#### Material for the task:
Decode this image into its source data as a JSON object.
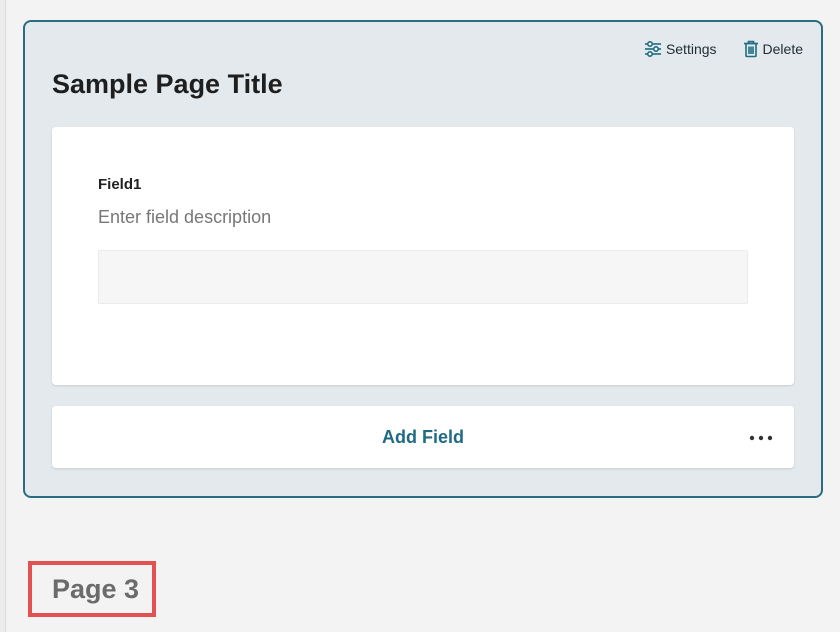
{
  "page": {
    "title": "Sample Page Title"
  },
  "toolbar": {
    "settings_label": "Settings",
    "delete_label": "Delete"
  },
  "field": {
    "label": "Field1",
    "description": "Enter field description",
    "value": ""
  },
  "actions": {
    "add_field_label": "Add Field",
    "more_icon": "more-horizontal-icon"
  },
  "footer": {
    "page_label": "Page 3"
  },
  "colors": {
    "accent": "#2a6c80",
    "link": "#1f6b83",
    "card_bg": "#e3e9ec",
    "highlight": "#e35252"
  }
}
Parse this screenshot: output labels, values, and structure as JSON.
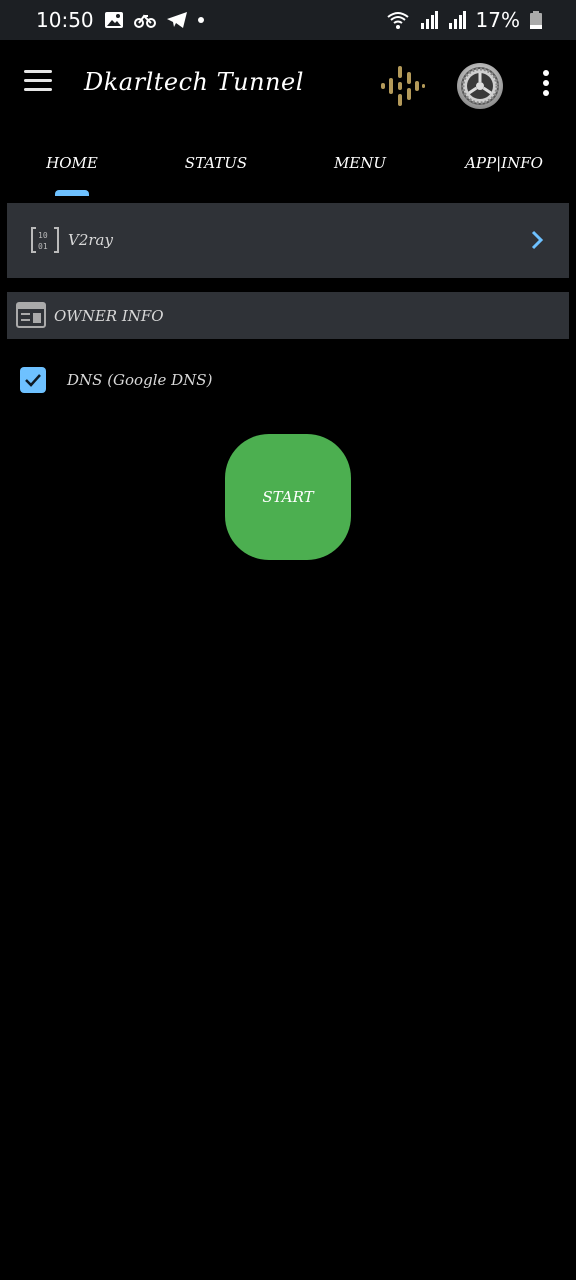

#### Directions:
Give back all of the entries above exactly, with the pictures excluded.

#### Solution to this problem:
Decode this image into its source data as a JSON object.
{
  "page": {
    "title": "Sample Page Title"
  },
  "toolbar": {
    "settings_label": "Settings",
    "delete_label": "Delete"
  },
  "field": {
    "label": "Field1",
    "description": "Enter field description",
    "value": ""
  },
  "actions": {
    "add_field_label": "Add Field",
    "more_icon": "more-horizontal-icon"
  },
  "footer": {
    "page_label": "Page 3"
  },
  "colors": {
    "accent": "#2a6c80",
    "link": "#1f6b83",
    "card_bg": "#e3e9ec",
    "highlight": "#e35252"
  }
}
Parse this screenshot: output labels, values, and structure as JSON.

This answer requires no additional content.